13 Tips For Getting the Gig From Talent Buyer Christina LaRocca

Hello music makers!

My name is Christina LaRocca, Founder/CEO of L Rock Entertainment.   As a talent buyer with a decade of experience, I get somewhere between 25-100 requests A DAY from bands all over the country, asking to play the Big Apple or looking for assistance with tour booking.  How do I choose which bands are the best fit for my shows?

First impressions are everything.  Remember you are contacting a human being, so it’s best to treat them like one.  No one is going to reply to an email that says: “My band is awesome you need to book us…check it out man www.weareanawesomeband.com”

With that in mind, here are some great tips to help you get the gig: Continue reading “13 Tips For Getting the Gig From Talent Buyer Christina LaRocca”

Event Recap: TuneCore Live NYC @ Pianos 2/29

As our beloved New York City-area artists and TuneCore Live goers know, at the end of February (Leap Day!!), we switched up locations and took our talents to the legendary Pianos in the Lower East Side neighborhood of Manhattan.

During a time of extremely high rents and unfortunate turnover in the NYC music community, we were saddened to see the original home of TuneCore Live NYC, The Living Room, closed its Williamsburg doors in late 2015. However, after just one event, we know that Pianos will serve as an awesome place to have TuneCore Artists, staff and fans gather for our future events.

Helping us bring our first NYC event together was Swisher Sweets, Mirrored Media, CeleBuzz and World Arts – and for them we are thankful! Local indie acts Surf Rock is DeadPaperwhite, and Andy Suzuki & The Method brought the tunes for what would be a pleasantly diverse collection of music over the course of the night.

SRID

Up first was Brooklyn-based trio Surf Rock is Dead. Don’t be fooled by their name – the reverb soaked garage vibes that these guys brought to the stage served as a reminder that upbeat, surfy rock music has not gone out of style.

Paperwhite 1

Following SRiD, brother-sister duo Ben and Katie Marshall (joined with new keyboardist Lauren) Paperwhite brought the dream pop power! With Ben managing drums and production, Katie was free to dazzle the crowd with her performance abilities and voice – and she didn’t disappoint.

Andy Suzuki & the Method 2

Closing out the night was the well-traveled and undeniably entertaining Andy Suzuki and the Method. Andy and his band crooned through songs that spanned his career as a songwriter, throwing in the occasional cover that kept the crowd engaged. A lot of energy, a lot of jamming, and a lot of interaction with the audience!

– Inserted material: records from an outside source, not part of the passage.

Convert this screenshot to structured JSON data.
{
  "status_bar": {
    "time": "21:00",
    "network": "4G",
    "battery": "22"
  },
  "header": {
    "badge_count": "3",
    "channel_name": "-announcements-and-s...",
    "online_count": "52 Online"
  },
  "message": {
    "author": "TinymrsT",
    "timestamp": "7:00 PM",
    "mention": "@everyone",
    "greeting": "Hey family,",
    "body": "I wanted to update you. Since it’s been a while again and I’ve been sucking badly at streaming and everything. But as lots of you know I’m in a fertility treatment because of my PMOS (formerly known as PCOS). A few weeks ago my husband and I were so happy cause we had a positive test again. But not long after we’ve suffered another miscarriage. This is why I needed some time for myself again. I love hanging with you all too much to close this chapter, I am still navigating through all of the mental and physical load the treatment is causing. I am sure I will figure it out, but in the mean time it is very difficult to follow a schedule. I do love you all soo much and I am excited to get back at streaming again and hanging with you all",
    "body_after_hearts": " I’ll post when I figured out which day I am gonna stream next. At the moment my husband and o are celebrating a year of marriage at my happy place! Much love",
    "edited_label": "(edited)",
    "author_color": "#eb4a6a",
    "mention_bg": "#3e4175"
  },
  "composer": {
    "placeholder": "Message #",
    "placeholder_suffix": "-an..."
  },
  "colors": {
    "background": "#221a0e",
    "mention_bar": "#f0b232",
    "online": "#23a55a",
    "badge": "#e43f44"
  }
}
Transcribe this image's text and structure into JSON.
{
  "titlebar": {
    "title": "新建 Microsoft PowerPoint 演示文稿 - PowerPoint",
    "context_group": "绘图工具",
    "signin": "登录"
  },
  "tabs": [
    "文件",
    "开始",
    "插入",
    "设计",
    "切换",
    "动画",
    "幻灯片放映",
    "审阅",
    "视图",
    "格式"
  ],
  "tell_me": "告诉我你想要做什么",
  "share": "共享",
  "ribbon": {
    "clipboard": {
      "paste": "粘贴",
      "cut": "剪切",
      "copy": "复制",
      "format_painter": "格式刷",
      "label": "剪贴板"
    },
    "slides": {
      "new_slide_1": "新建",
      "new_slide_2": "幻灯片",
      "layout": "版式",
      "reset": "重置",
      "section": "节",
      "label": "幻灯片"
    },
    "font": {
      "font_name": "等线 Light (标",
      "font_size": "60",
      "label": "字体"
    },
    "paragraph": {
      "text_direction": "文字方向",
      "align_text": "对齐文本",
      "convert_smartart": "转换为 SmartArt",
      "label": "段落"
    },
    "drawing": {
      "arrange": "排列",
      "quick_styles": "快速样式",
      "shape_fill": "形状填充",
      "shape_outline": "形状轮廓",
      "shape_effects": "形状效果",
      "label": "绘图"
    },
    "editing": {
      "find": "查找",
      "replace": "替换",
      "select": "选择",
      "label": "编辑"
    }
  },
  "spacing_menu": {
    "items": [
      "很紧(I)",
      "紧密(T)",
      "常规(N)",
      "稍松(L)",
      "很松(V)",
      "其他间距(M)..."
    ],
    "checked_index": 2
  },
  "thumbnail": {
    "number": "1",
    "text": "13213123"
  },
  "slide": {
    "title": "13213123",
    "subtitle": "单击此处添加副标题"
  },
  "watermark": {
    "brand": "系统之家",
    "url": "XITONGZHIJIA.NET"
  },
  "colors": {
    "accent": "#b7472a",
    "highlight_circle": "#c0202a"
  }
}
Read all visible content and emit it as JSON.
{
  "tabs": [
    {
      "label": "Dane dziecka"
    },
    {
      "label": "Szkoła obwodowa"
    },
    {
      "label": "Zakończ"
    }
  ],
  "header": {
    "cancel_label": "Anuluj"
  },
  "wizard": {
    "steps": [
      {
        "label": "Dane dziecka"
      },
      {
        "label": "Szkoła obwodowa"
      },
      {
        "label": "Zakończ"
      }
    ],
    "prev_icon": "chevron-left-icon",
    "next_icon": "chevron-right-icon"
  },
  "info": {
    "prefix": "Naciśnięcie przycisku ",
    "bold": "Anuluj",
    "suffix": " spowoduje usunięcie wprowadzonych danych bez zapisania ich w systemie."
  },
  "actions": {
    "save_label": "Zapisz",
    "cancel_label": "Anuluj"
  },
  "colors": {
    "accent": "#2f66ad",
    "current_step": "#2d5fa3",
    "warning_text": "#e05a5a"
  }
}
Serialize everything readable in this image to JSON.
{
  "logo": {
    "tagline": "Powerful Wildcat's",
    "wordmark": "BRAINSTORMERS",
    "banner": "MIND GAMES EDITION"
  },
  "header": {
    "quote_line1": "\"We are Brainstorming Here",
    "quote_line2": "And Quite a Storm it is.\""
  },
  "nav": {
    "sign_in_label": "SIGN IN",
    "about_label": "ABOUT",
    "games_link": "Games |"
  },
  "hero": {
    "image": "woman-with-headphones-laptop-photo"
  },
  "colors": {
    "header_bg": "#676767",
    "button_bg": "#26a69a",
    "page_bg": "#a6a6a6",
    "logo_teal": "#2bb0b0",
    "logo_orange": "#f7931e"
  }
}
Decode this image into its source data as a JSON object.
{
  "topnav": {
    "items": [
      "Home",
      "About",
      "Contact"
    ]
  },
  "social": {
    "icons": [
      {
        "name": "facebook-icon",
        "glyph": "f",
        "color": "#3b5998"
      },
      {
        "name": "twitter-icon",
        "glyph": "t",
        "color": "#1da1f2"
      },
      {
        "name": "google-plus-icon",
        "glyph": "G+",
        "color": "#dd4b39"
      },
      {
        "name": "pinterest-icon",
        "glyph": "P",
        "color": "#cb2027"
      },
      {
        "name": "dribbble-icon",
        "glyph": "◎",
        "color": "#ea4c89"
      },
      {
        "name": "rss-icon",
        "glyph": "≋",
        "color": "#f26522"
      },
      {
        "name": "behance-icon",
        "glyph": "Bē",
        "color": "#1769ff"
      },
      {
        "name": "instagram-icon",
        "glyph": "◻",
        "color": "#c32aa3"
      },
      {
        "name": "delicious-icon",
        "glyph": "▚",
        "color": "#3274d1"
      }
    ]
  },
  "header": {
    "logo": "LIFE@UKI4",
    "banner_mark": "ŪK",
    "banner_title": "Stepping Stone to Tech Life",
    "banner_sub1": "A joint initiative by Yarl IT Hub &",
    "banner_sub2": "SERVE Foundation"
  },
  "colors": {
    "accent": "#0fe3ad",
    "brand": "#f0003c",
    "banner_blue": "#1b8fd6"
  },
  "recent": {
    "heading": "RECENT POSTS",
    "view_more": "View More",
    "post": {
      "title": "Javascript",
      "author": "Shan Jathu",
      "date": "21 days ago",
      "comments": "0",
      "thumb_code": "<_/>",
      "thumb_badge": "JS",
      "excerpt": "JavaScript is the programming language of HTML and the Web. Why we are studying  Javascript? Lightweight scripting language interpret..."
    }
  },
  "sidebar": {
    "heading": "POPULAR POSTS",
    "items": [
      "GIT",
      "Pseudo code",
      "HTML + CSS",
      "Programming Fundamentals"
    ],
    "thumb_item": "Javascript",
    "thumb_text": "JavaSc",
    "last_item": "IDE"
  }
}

Want more visuals from the evening? Check out our gallery below! If you made it out, thanks for rocking with us, and if you’re hoping to catch our next event in your area, follow our TuneCore Live Facebook page so you don’t miss an update.